Rohingya refugee children in Malaysia find a chance at education and hope for the future.
KUALA LUMPUR, 29 May 2009 - Zarina fluently reads a passage from one of her text books as her classmates listen. It is hard to imagine that just a few months ago, the 14-year-old refugee did not even recognize the alphabet. Zarina is a Rohingya living in Malaysia, whose family fled persecution in Myanmar before she was born. She never attended school until a year ago when UNHCRu set up a school for refugee children in her neighbourhood. For most of the Rohingya children in her class, just writing their own names had been a challenge, let alone reading story books and doing arithmetic. Like most of the 5,400 Rohingya refugee children in Malaysia, they have not received basic education due to financial and bureaucratic obstacles.
The UN refugee agency partnered with a non-governmental organization, the Taiwan Buddhist Tzu-Chi Foundation, to open five new education centres within the Klang Valley, serving some 400 Rohingya refugee children. The project received funding from the United States government, bringing education to the Rohingya community on an unprecedented scale in Malaysia.
After nearly two decades in Malaysia without education for their children, Malaysia's 15,400 Muslim Rohingya refugees from north-east Myanmar are especially hungry for formal schooling.
"Our children have grown up without knowing how to read and write," says Zarina's mother, who has four children in the new school. "They must know how to count. They must know science and geography. What future will our Rohingya children have without knowledge?"
"When I was Zarina's age, I had no education," she continues. "I became a mother when I was very young. I want Zarina to have a better life."
Brittocia Arulanthu, a UNHCR community services officer, says "the absence of basic education among refugee children will become a handicap for them as they grow up, inhibiting their access to opportunities to better their lives."
But "attending school provides continuity and normalization for refugee children who generally live in vulnerable conditions," she adds.
In Malaysia, there are some 8,000 refugee children of school-going age (from all ethnicities, including Rohingya), but UNHCR estimates that less than a third of them have access to any kind of education.
Many refugee communities resort to setting up their own schools, which, however, lack qualified teachers and basic books. The UNHCR-Buddhist Tzu-Chi education project provides structured teaching materials and permanent trained teachers - including many Rohingya teachers.
"Not all the children know how to read and write and this makes it very difficult to teach them," says Rohingya teacher Umar Arif. "But they are very interested in school." Behind him, his students of varying ages take turns to write down numbers from one to 10 on the white board. The pace is slow, but allows everyone to catch up.
Fifteen-year-old Ali is a good student, smart and conscientious in his studies. He has high hopes of holding a big position in an office one day. But for now, he does odd jobs at a grocery store after school every day to help his family make ends meet. He's not even able to tackle his homework until he returns home after nine at night.

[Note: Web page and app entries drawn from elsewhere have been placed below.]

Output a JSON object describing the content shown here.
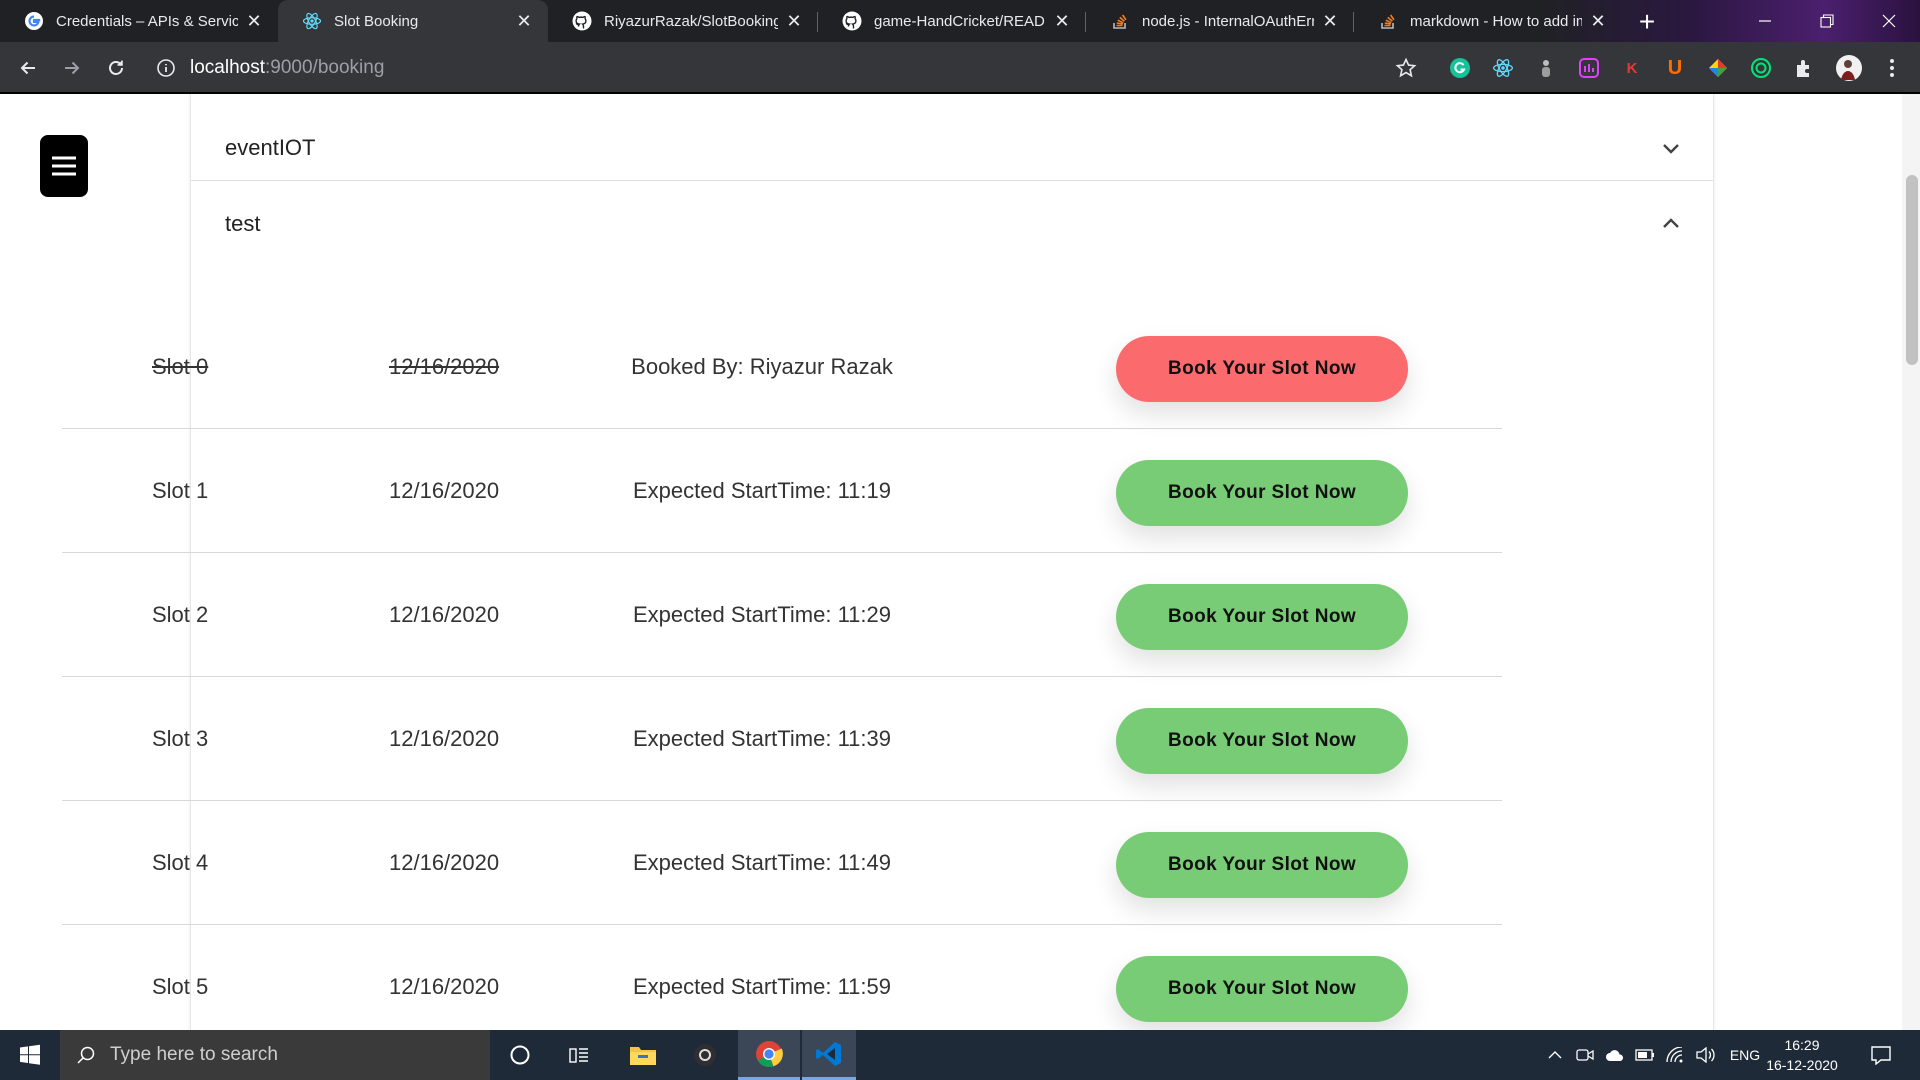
{
  "browser": {
    "tabs": [
      {
        "title": "Credentials – APIs & Services",
        "icon": "google-icon",
        "active": false
      },
      {
        "title": "Slot Booking",
        "icon": "react-icon",
        "active": true
      },
      {
        "title": "RiyazurRazak/SlotBookingApp",
        "icon": "github-icon",
        "active": false
      },
      {
        "title": "game-HandCricket/README.md",
        "icon": "github-icon",
        "active": false
      },
      {
        "title": "node.js - InternalOAuthError",
        "icon": "stackoverflow-icon",
        "active": false
      },
      {
        "title": "markdown - How to add images",
        "icon": "stackoverflow-icon",
        "active": false
      }
    ],
    "close_glyph": "✕",
    "new_tab_glyph": "+",
    "url_host": "localhost",
    "url_rest": ":9000/booking"
  },
  "page": {
    "accordions": [
      {
        "title": "eventIOT",
        "expanded": false
      },
      {
        "title": "test",
        "expanded": true
      }
    ],
    "slots": [
      {
        "name": "Slot 0",
        "date": "12/16/2020",
        "info": "Booked By: Riyazur Razak",
        "booked": true,
        "button": "Book Your Slot Now"
      },
      {
        "name": "Slot 1",
        "date": "12/16/2020",
        "info": "Expected StartTime: 11:19",
        "booked": false,
        "button": "Book Your Slot Now"
      },
      {
        "name": "Slot 2",
        "date": "12/16/2020",
        "info": "Expected StartTime: 11:29",
        "booked": false,
        "button": "Book Your Slot Now"
      },
      {
        "name": "Slot 3",
        "date": "12/16/2020",
        "info": "Expected StartTime: 11:39",
        "booked": false,
        "button": "Book Your Slot Now"
      },
      {
        "name": "Slot 4",
        "date": "12/16/2020",
        "info": "Expected StartTime: 11:49",
        "booked": false,
        "button": "Book Your Slot Now"
      },
      {
        "name": "Slot 5",
        "date": "12/16/2020",
        "info": "Expected StartTime: 11:59",
        "booked": false,
        "button": "Book Your Slot Now"
      }
    ],
    "colors": {
      "available": "#78cc76",
      "booked": "#fb6b6e"
    }
  },
  "taskbar": {
    "search_placeholder": "Type here to search",
    "language": "ENG",
    "time": "16:29",
    "date": "16-12-2020"
  }
}
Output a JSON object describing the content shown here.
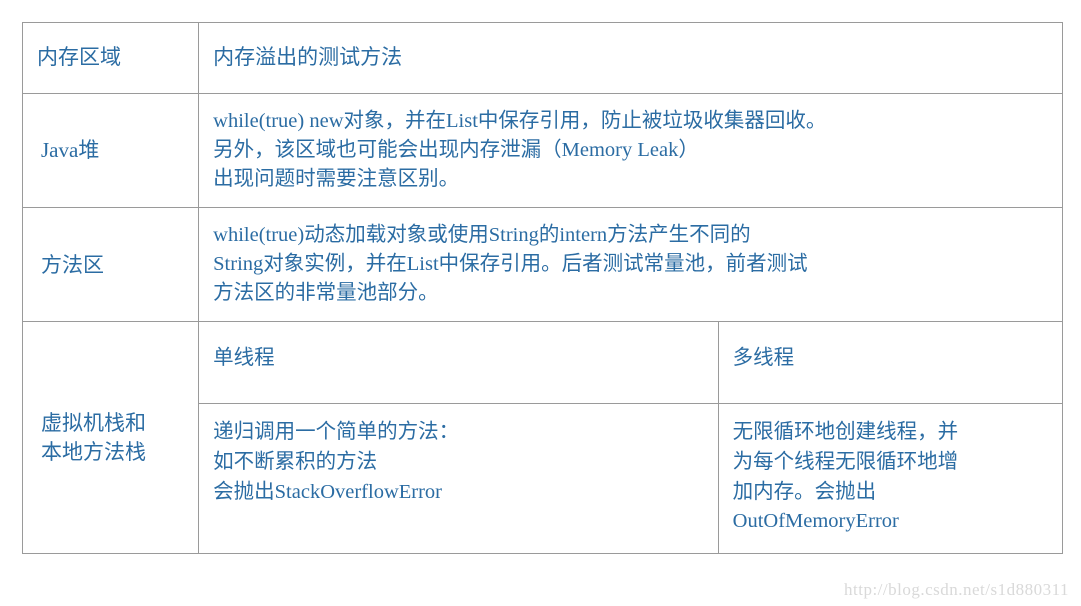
{
  "table": {
    "headers": {
      "memory_area": "内存区域",
      "test_method": "内存溢出的测试方法"
    },
    "rows": [
      {
        "area": "Java堆",
        "method": "while(true) new对象，并在List中保存引用，防止被垃圾收集器回收。\n另外，该区域也可能会出现内存泄漏（Memory Leak）\n出现问题时需要注意区别。"
      },
      {
        "area": "方法区",
        "method": "while(true)动态加载对象或使用String的intern方法产生不同的\nString对象实例，并在List中保存引用。后者测试常量池，前者测试\n方法区的非常量池部分。"
      },
      {
        "area": "虚拟机栈和\n本地方法栈",
        "thread_table": {
          "single_thread_header": "单线程",
          "multi_thread_header": "多线程",
          "single_thread_body": "递归调用一个简单的方法：\n如不断累积的方法\n会抛出StackOverflowError",
          "multi_thread_body": "无限循环地创建线程，并\n为每个线程无限循环地增\n加内存。会抛出\nOutOfMemoryError"
        }
      }
    ]
  },
  "watermark": {
    "text": "http://blog.csdn.net/s1d880311"
  },
  "colors": {
    "text": "#2b6ca3",
    "border": "#9a9a9a",
    "background": "#ffffff",
    "watermark": "#d9d9d9"
  }
}
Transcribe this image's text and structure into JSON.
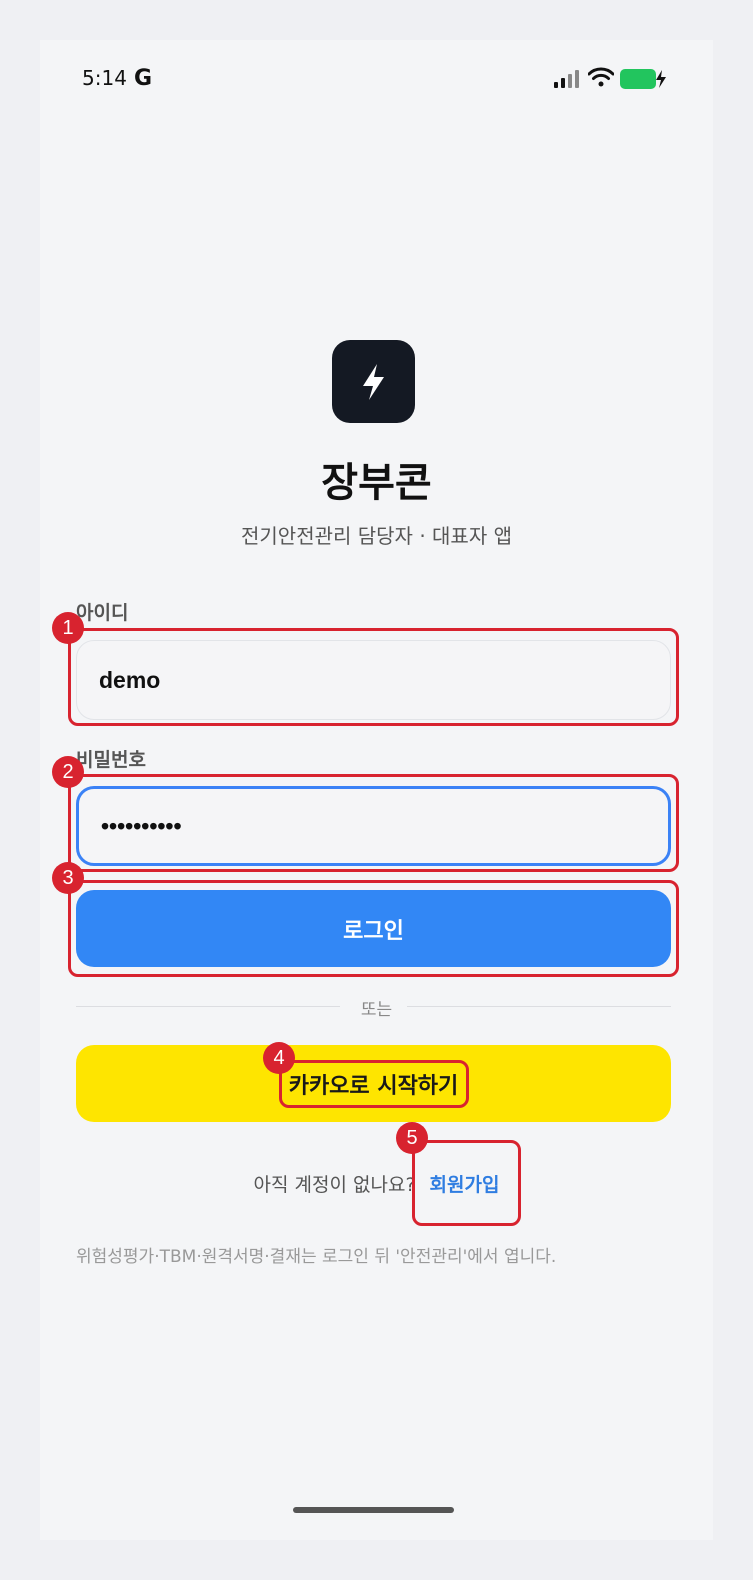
{
  "status_bar": {
    "time": "5:14",
    "notification_icon": "G",
    "icons": [
      "signal-icon",
      "wifi-icon",
      "battery-charging-icon"
    ]
  },
  "app": {
    "name": "장부콘",
    "subtitle": "전기안전관리 담당자 · 대표자 앱",
    "logo_icon": "lightning-bolt-icon"
  },
  "login_form": {
    "id_label": "아이디",
    "id_value": "demo",
    "password_label": "비밀번호",
    "password_value": "••••••••••",
    "login_button": "로그인",
    "divider_text": "또는",
    "kakao_button": "카카오로 시작하기"
  },
  "signup": {
    "prompt": "아직 계정이 없나요?",
    "link": "회원가입"
  },
  "footnote": "위험성평가·TBM·원격서명·결재는 로그인 뒤 '안전관리'에서 엽니다.",
  "annotations": [
    "1",
    "2",
    "3",
    "4",
    "5"
  ],
  "colors": {
    "primary": "#3287f5",
    "kakao": "#fee500",
    "annotation": "#d8232f",
    "logo_bg": "#141923"
  }
}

"I never had an opportunity for school before, so even though I have to work at night to make money for my family, I will still go to school," says Ali. He refuses to miss a day of classes.
Zarina often has to walk the 10 kilometres to her school as the bus is unreliable. But, like Ali, she is determined to attend every class. "I like learning new things. Now that I can read, I have learnt so much about the world," she says. "If I attend school, when I grow up, I can find a good job. Maybe I can be an engineer."
By Yante Ismail in Kuala Lumpur, Malaysia